[App and web page records]
==================================================

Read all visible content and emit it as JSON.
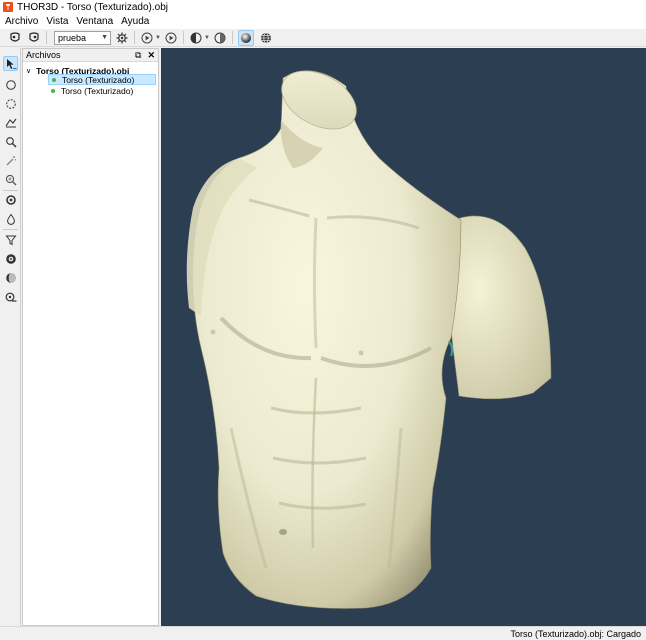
{
  "window": {
    "title": "THOR3D - Torso (Texturizado).obj"
  },
  "menu": {
    "items": [
      "Archivo",
      "Vista",
      "Ventana",
      "Ayuda"
    ]
  },
  "toolbar": {
    "profile_value": "prueba"
  },
  "files_panel": {
    "title": "Archivos",
    "root_label": "Torso (Texturizado).obj",
    "children": [
      "Torso (Texturizado)",
      "Torso (Texturizado)"
    ]
  },
  "status": {
    "text": "Torso (Texturizado).obj: Cargado"
  },
  "colors": {
    "viewport_bg": "#2c3e52",
    "model_surface": "#efeccb",
    "selection": "#cce8ff",
    "visible_dot": "#47b649"
  }
}
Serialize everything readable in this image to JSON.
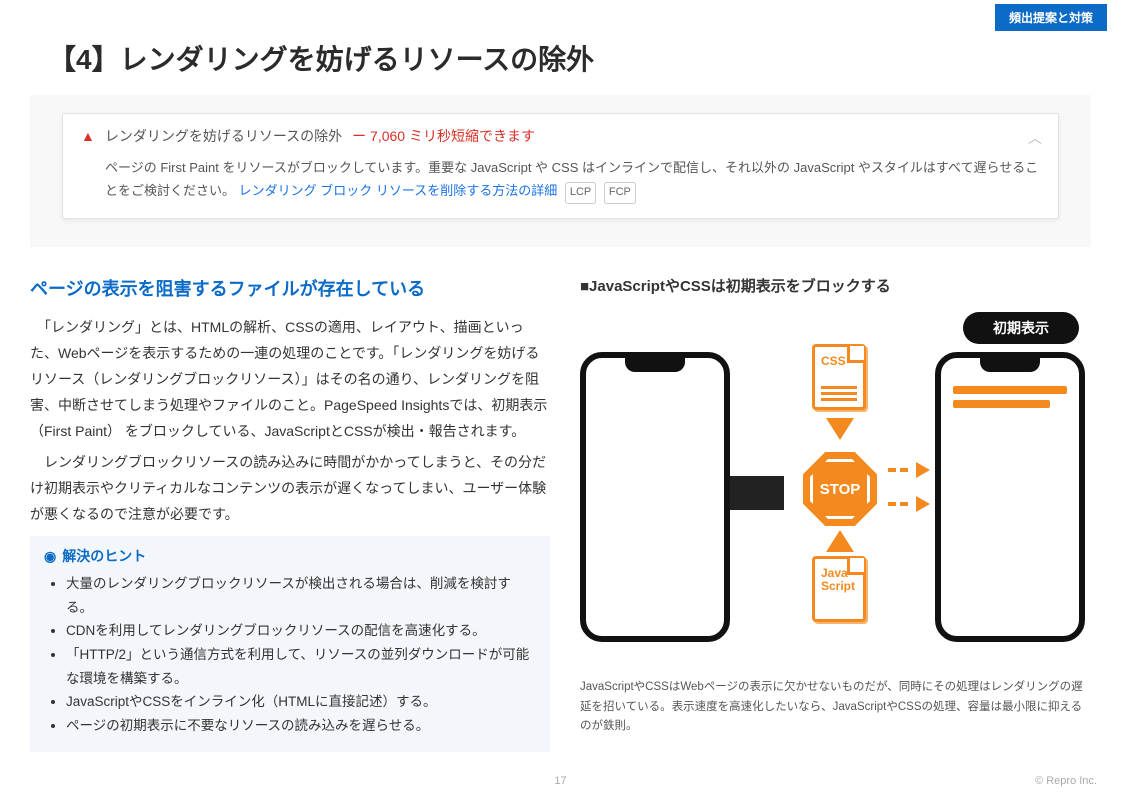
{
  "header": {
    "tag": "頻出提案と対策",
    "title": "【4】レンダリングを妨げるリソースの除外"
  },
  "alert": {
    "heading": "レンダリングを妨げるリソースの除外",
    "savings": "ー 7,060 ミリ秒短縮できます",
    "desc_pre": "ページの First Paint をリソースがブロックしています。重要な JavaScript や CSS はインラインで配信し、それ以外の JavaScript やスタイルはすべて遅らせることをご検討ください。",
    "link": "レンダリング ブロック リソースを削除する方法の詳細",
    "badge1": "LCP",
    "badge2": "FCP"
  },
  "left": {
    "subhead": "ページの表示を阻害するファイルが存在している",
    "p1": "　「レンダリング」とは、HTMLの解析、CSSの適用、レイアウト、描画といった、Webページを表示するための一連の処理のことです。「レンダリングを妨げるリソース（レンダリングブロックリソース）」はその名の通り、レンダリングを阻害、中断させてしまう処理やファイルのこと。PageSpeed Insightsでは、初期表示（First Paint） をブロックしている、JavaScriptとCSSが検出・報告されます。",
    "p2": "　レンダリングブロックリソースの読み込みに時間がかかってしまうと、その分だけ初期表示やクリティカルなコンテンツの表示が遅くなってしまい、ユーザー体験が悪くなるので注意が必要です。",
    "hint_title": "解決のヒント",
    "hints": [
      "大量のレンダリングブロックリソースが検出される場合は、削減を検討する。",
      "CDNを利用してレンダリングブロックリソースの配信を高速化する。",
      "「HTTP/2」という通信方式を利用して、リソースの並列ダウンロードが可能な環境を構築する。",
      "JavaScriptやCSSをインライン化（HTMLに直接記述）する。",
      "ページの初期表示に不要なリソースの読み込みを遅らせる。"
    ]
  },
  "right": {
    "heading": "■JavaScriptやCSSは初期表示をブロックする",
    "init_label": "初期表示",
    "css_label": "CSS",
    "js_label1": "Java",
    "js_label2": "Script",
    "stop": "STOP",
    "caption": "JavaScriptやCSSはWebページの表示に欠かせないものだが、同時にその処理はレンダリングの遅延を招いている。表示速度を高速化したいなら、JavaScriptやCSSの処理、容量は最小限に抑えるのが鉄則。"
  },
  "footer": {
    "page": "17",
    "copyright": "© Repro Inc."
  }
}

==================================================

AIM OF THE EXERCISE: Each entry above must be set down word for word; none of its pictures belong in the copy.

RESULT OF THE TASK:
Read all visible content and emit it as JSON.
{
  "window": {
    "title": "THOR3D - Torso (Texturizado).obj"
  },
  "menu": {
    "items": [
      "Archivo",
      "Vista",
      "Ventana",
      "Ayuda"
    ]
  },
  "toolbar": {
    "profile_value": "prueba"
  },
  "files_panel": {
    "title": "Archivos",
    "root_label": "Torso (Texturizado).obj",
    "children": [
      "Torso (Texturizado)",
      "Torso (Texturizado)"
    ]
  },
  "status": {
    "text": "Torso (Texturizado).obj: Cargado"
  },
  "colors": {
    "viewport_bg": "#2c3e52",
    "model_surface": "#efeccb",
    "selection": "#cce8ff",
    "visible_dot": "#47b649"
  }
}
Serialize everything readable in this image to JSON.
{
  "header": {
    "tag": "頻出提案と対策",
    "title": "【4】レンダリングを妨げるリソースの除外"
  },
  "alert": {
    "heading": "レンダリングを妨げるリソースの除外",
    "savings": "ー 7,060 ミリ秒短縮できます",
    "desc_pre": "ページの First Paint をリソースがブロックしています。重要な JavaScript や CSS はインラインで配信し、それ以外の JavaScript やスタイルはすべて遅らせることをご検討ください。",
    "link": "レンダリング ブロック リソースを削除する方法の詳細",
    "badge1": "LCP",
    "badge2": "FCP"
  },
  "left": {
    "subhead": "ページの表示を阻害するファイルが存在している",
    "p1": "　「レンダリング」とは、HTMLの解析、CSSの適用、レイアウト、描画といった、Webページを表示するための一連の処理のことです。「レンダリングを妨げるリソース（レンダリングブロックリソース）」はその名の通り、レンダリングを阻害、中断させてしまう処理やファイルのこと。PageSpeed Insightsでは、初期表示（First Paint） をブロックしている、JavaScriptとCSSが検出・報告されます。",
    "p2": "　レンダリングブロックリソースの読み込みに時間がかかってしまうと、その分だけ初期表示やクリティカルなコンテンツの表示が遅くなってしまい、ユーザー体験が悪くなるので注意が必要です。",
    "hint_title": "解決のヒント",
    "hints": [
      "大量のレンダリングブロックリソースが検出される場合は、削減を検討する。",
      "CDNを利用してレンダリングブロックリソースの配信を高速化する。",
      "「HTTP/2」という通信方式を利用して、リソースの並列ダウンロードが可能な環境を構築する。",
      "JavaScriptやCSSをインライン化（HTMLに直接記述）する。",
      "ページの初期表示に不要なリソースの読み込みを遅らせる。"
    ]
  },
  "right": {
    "heading": "■JavaScriptやCSSは初期表示をブロックする",
    "init_label": "初期表示",
    "css_label": "CSS",
    "js_label1": "Java",
    "js_label2": "Script",
    "stop": "STOP",
    "caption": "JavaScriptやCSSはWebページの表示に欠かせないものだが、同時にその処理はレンダリングの遅延を招いている。表示速度を高速化したいなら、JavaScriptやCSSの処理、容量は最小限に抑えるのが鉄則。"
  },
  "footer": {
    "page": "17",
    "copyright": "© Repro Inc."
  }
}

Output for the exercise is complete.